In role-playing games, we make up the things we do because it’s fun to make believe, quite frankly. Role-playing is a highly escapist pastime. I think it’s a fair estimation that most participants in the hobby do so to vicariously live out the thrill of smiting foes, exploring strange worlds and otherwise getting out of their real lives for a few hours in a positive, socially-centered way.

The distinction is it’s made up and we know it. The willful invention of pseudo-history in the fact of contradictory facts — which is distinct from those topics when there is a genuine lack of knowledge about a historical event or era — is a significantly different and problematic issue.

Scouting and Dungeons & Dragons

Followed shortly by specialities in trap-finding, spellcrafting and min-maxing.

WJWalton linked to this find: an official Dungeons & Dragons activity badge from the UK Boy Scouts program. At some point in time, it seems, there was a version of the Hobbies activity badge, intended as a catch-all for those pastimes Scouts already pursued that didn’t fall under the aegis of another activity badge. As commenter darrell explains below, this TSR-sponsored version of the  Hobbies badge was awarded to all scouts, regardless of whether their hobby focused on Dungeons & Dragons.

So there’s some precedent for the Video Games badge Cub Scouts can earn. Really, there’s nothing untoward about either. Scouting’s always been about encouraging well-rounded development in all areas, outside and indoors. There are badges for studying architecture and nuclear science (!), as well as pioneering and personal fitness.

Between this and Walton’s take on a role-playing advocacy badge (scroll to the end of the article), I’m interested by the idea of having embroidered merit badge-like patches made up for general distribution.

For another perspective on role-playing and scouting, check out A Scoutmaster’s Blog, in which a Minnesota scoutmaster comments on his experiences role-playing, both as a player and a Scout and later a GM for his troop.

National Gaming Day

<div><a rel="cc:attributionURL" href=Over at The Escapist, W.J. Walton’s been pushing National Gaming Day @ Your Library, a day to play games of all kinds at your local public library. This is the second annual National Gaming Day. The ALA’s built up a very helpful collection of materials to help promote the day, like the poster to the right.
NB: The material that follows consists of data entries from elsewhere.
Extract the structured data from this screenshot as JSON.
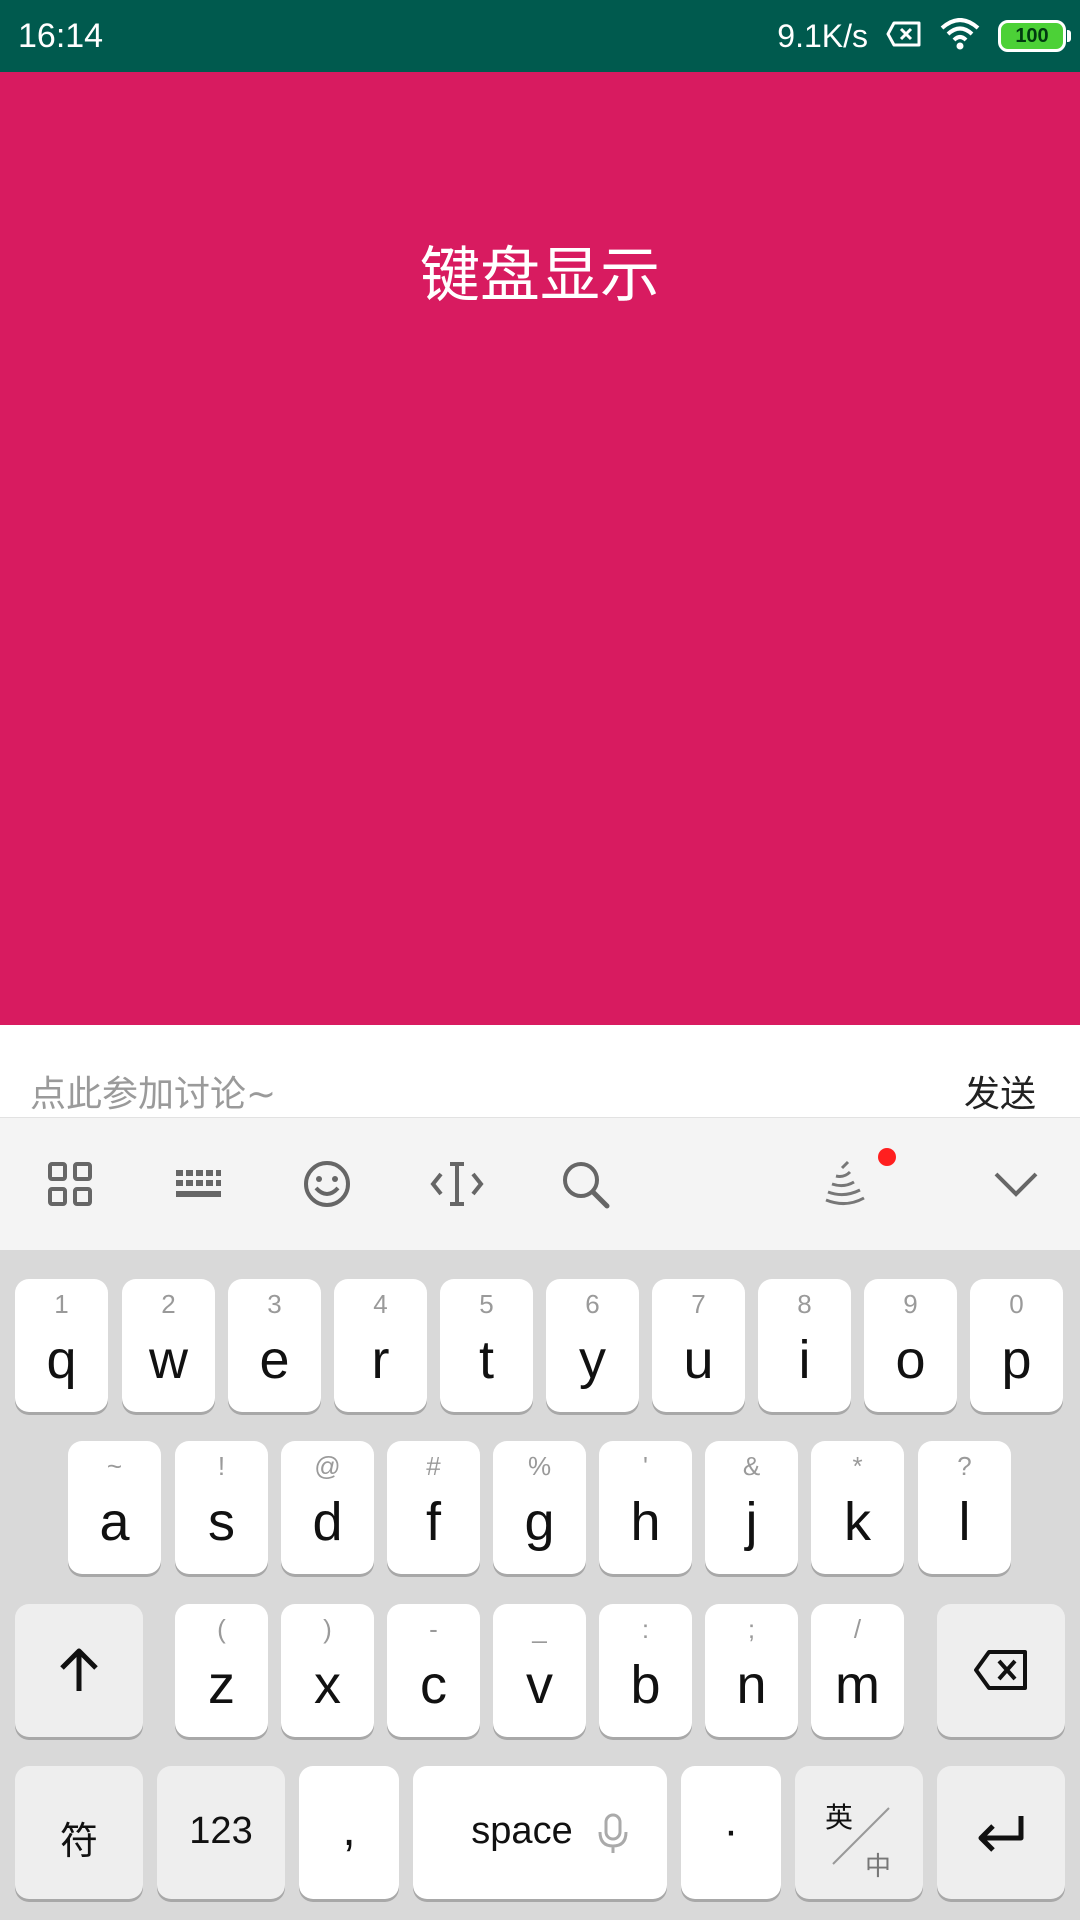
{
  "status_bar": {
    "time": "16:14",
    "speed": "9.1K/s",
    "battery": "100"
  },
  "main": {
    "title": "键盘显示",
    "background": "#d81b60"
  },
  "input_bar": {
    "placeholder": "点此参加讨论~",
    "send_label": "发送"
  },
  "keyboard": {
    "row1": [
      {
        "hint": "1",
        "char": "q"
      },
      {
        "hint": "2",
        "char": "w"
      },
      {
        "hint": "3",
        "char": "e"
      },
      {
        "hint": "4",
        "char": "r"
      },
      {
        "hint": "5",
        "char": "t"
      },
      {
        "hint": "6",
        "char": "y"
      },
      {
        "hint": "7",
        "char": "u"
      },
      {
        "hint": "8",
        "char": "i"
      },
      {
        "hint": "9",
        "char": "o"
      },
      {
        "hint": "0",
        "char": "p"
      }
    ],
    "row2": [
      {
        "hint": "~",
        "char": "a"
      },
      {
        "hint": "!",
        "char": "s"
      },
      {
        "hint": "@",
        "char": "d"
      },
      {
        "hint": "#",
        "char": "f"
      },
      {
        "hint": "%",
        "char": "g"
      },
      {
        "hint": "'",
        "char": "h"
      },
      {
        "hint": "&",
        "char": "j"
      },
      {
        "hint": "*",
        "char": "k"
      },
      {
        "hint": "?",
        "char": "l"
      }
    ],
    "row3": [
      {
        "hint": "(",
        "char": "z"
      },
      {
        "hint": ")",
        "char": "x"
      },
      {
        "hint": "-",
        "char": "c"
      },
      {
        "hint": "_",
        "char": "v"
      },
      {
        "hint": ":",
        "char": "b"
      },
      {
        "hint": ";",
        "char": "n"
      },
      {
        "hint": "/",
        "char": "m"
      }
    ],
    "symbols_label": "符",
    "numbers_label": "123",
    "comma_label": ",",
    "space_label": "space",
    "period_label": "·",
    "lang_top": "英",
    "lang_bottom": "中"
  }
}
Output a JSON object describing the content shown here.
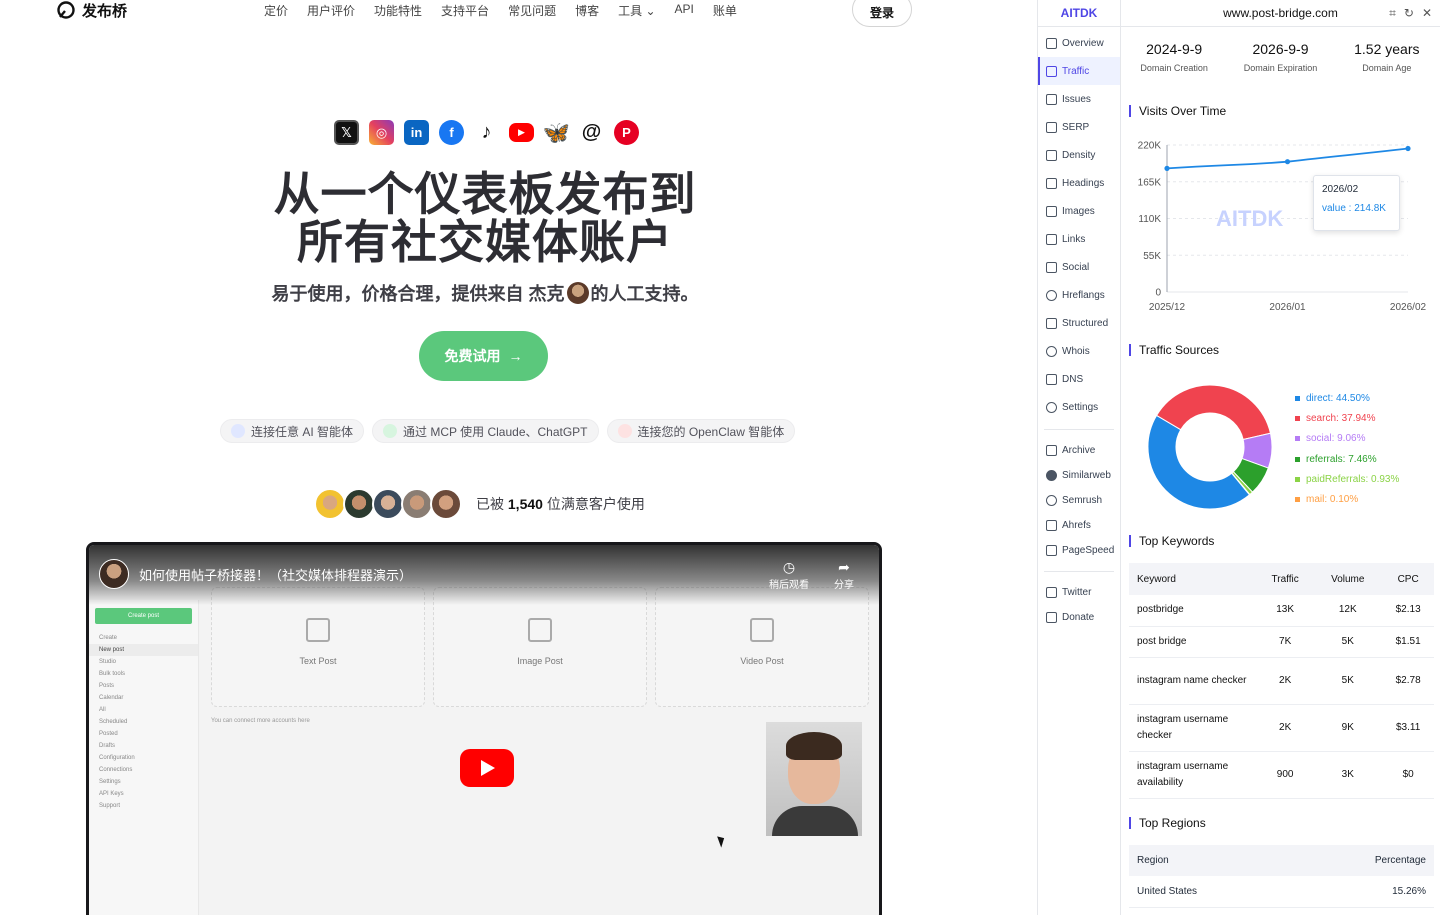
{
  "site": {
    "logo_text": "发布桥",
    "nav": [
      "定价",
      "用户评价",
      "功能特性",
      "支持平台",
      "常见问题",
      "博客",
      "工具",
      "API",
      "账单"
    ],
    "login_label": "登录",
    "social_icons": [
      "x-icon",
      "instagram-icon",
      "linkedin-icon",
      "facebook-icon",
      "tiktok-icon",
      "youtube-icon",
      "bluesky-icon",
      "threads-icon",
      "pinterest-icon"
    ],
    "hero_title_line1": "从一个仪表板发布到",
    "hero_title_line2": "所有社交媒体账户",
    "hero_sub_before": "易于使用，价格合理，提供来自 杰克",
    "hero_sub_after": "的人工支持。",
    "cta_label": "免费试用",
    "pills": [
      "连接任意 AI 智能体",
      "通过 MCP 使用 Claude、ChatGPT",
      "连接您的 OpenClaw 智能体"
    ],
    "users_prefix": "已被",
    "users_count": "1,540",
    "users_suffix": "位满意客户使用",
    "video": {
      "title": "如何使用帖子桥接器！（社交媒体排程器演示）",
      "watch_later": "稍后观看",
      "share": "分享",
      "sidebar_button": "Create post",
      "sidebar_items": [
        "Create",
        "New post",
        "Studio",
        "Bulk tools",
        "Posts",
        "Calendar",
        "All",
        "Scheduled",
        "Posted",
        "Drafts",
        "Configuration",
        "Connections",
        "Settings",
        "API Keys",
        "Support"
      ],
      "cards": [
        "Text Post",
        "Image Post",
        "Video Post"
      ],
      "note": "You can connect more accounts here"
    }
  },
  "aitdk": {
    "brand": "AITDK",
    "nav_items": [
      "Overview",
      "Traffic",
      "Issues",
      "SERP",
      "Density",
      "Headings",
      "Images",
      "Links",
      "Social",
      "Hreflangs",
      "Structured",
      "Whois",
      "DNS",
      "Settings"
    ],
    "active_item": "Traffic",
    "tool_items": [
      "Archive",
      "Similarweb",
      "Semrush",
      "Ahrefs",
      "PageSpeed"
    ],
    "footer_items": [
      "Twitter",
      "Donate"
    ],
    "domain": "www.post-bridge.com",
    "stats": [
      {
        "value": "2024-9-9",
        "label": "Domain Creation"
      },
      {
        "value": "2026-9-9",
        "label": "Domain Expiration"
      },
      {
        "value": "1.52 years",
        "label": "Domain Age"
      }
    ],
    "visits_title": "Visits Over Time",
    "watermark": "AITDK",
    "tooltip_date": "2026/02",
    "tooltip_value": "value : 214.8K",
    "sources_title": "Traffic Sources",
    "keywords_title": "Top Keywords",
    "keyword_headers": [
      "Keyword",
      "Traffic",
      "Volume",
      "CPC"
    ],
    "keywords": [
      [
        "postbridge",
        "13K",
        "12K",
        "$2.13"
      ],
      [
        "post bridge",
        "7K",
        "5K",
        "$1.51"
      ],
      [
        "instagram name checker",
        "2K",
        "5K",
        "$2.78"
      ],
      [
        "instagram username checker",
        "2K",
        "9K",
        "$3.11"
      ],
      [
        "instagram username availability",
        "900",
        "3K",
        "$0"
      ]
    ],
    "regions_title": "Top Regions",
    "region_headers": [
      "Region",
      "Percentage"
    ],
    "regions": [
      [
        "United States",
        "15.26%"
      ]
    ]
  },
  "chart_data": [
    {
      "type": "line",
      "title": "Visits Over Time",
      "x": [
        "2025/12",
        "2026/01",
        "2026/02"
      ],
      "series": [
        {
          "values": [
            185000,
            195000,
            214800
          ]
        }
      ],
      "yticks": [
        "220K",
        "165K",
        "110K",
        "55K",
        "0"
      ],
      "ylim": [
        0,
        220000
      ],
      "grid": true,
      "color": "#1e88e5"
    },
    {
      "type": "pie",
      "title": "Traffic Sources",
      "slices": [
        {
          "name": "direct",
          "value": 44.5,
          "label": "direct: 44.50%",
          "color": "#1e88e5"
        },
        {
          "name": "search",
          "value": 37.94,
          "label": "search: 37.94%",
          "color": "#f0434f"
        },
        {
          "name": "social",
          "value": 9.06,
          "label": "social: 9.06%",
          "color": "#b57cf5"
        },
        {
          "name": "referrals",
          "value": 7.46,
          "label": "referrals: 7.46%",
          "color": "#2ca02c"
        },
        {
          "name": "paidReferrals",
          "value": 0.93,
          "label": "paidReferrals: 0.93%",
          "color": "#8bd346"
        },
        {
          "name": "mail",
          "value": 0.1,
          "label": "mail: 0.10%",
          "color": "#ff9f43"
        }
      ]
    }
  ]
}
Check out their press kit for more resources to help convince your local library to participate and then promote the shindig.

Here in Burlington, a friend and I are talking with the Fletcher Free Library about getting some tabletop content into their current National Gaming Day programming. Getting board games on the table will be easy. My own hope is to have at least one session of a roleplaying game, so I’m beating the bushes for someone who wants to run a quickie dungeon crawl; Pathfinder, Dungeons & DragonsSwords & Wizardry, I don’t really care. There just needs to be some RPG representation. There’s a d20 on that poster, after all.

I’d run something myself, but I don’t feel comfortable cramming on a system I don’t even know. Maybe I could kitbash a free adventure from one of the retro-clone games for something I feel okay running, like GURPS or Cinematic Unisystem. The key to a situation like this, I think, is to run something easy to grasp and run through, like a dungeon bash.

More news about National Gaming in Burlington as it comes.

One Time at D&D Camp…

Gaming Brouhaha has a post about something utterly fascinating: D&D camp. Yes, during the early 80s, a college campus hosted week long summer camp sessions that included Dungeons & Dragons in their activities. Click through to read the whole deal on that.

Meanwhile, Ars Ludi is collecting photos from each session of the camp. It’s a fine, upstanding lot of young gamers. The neat part is former campers are coming out of the woodwork to share their reminisces of their time.

The idea of a game-oriented program like this has set my mental wheels to turning. Doing a full-on sleepover camp probably wouldn’t be feasible out of the gate, but I find the idea of a day camp-style program incorporating discussion and playing of tabletop games, roleplaying and otherwise, very interesting. And now’s just the right time to be thinking about something that would happen next summer. There’s plenty of time to plan.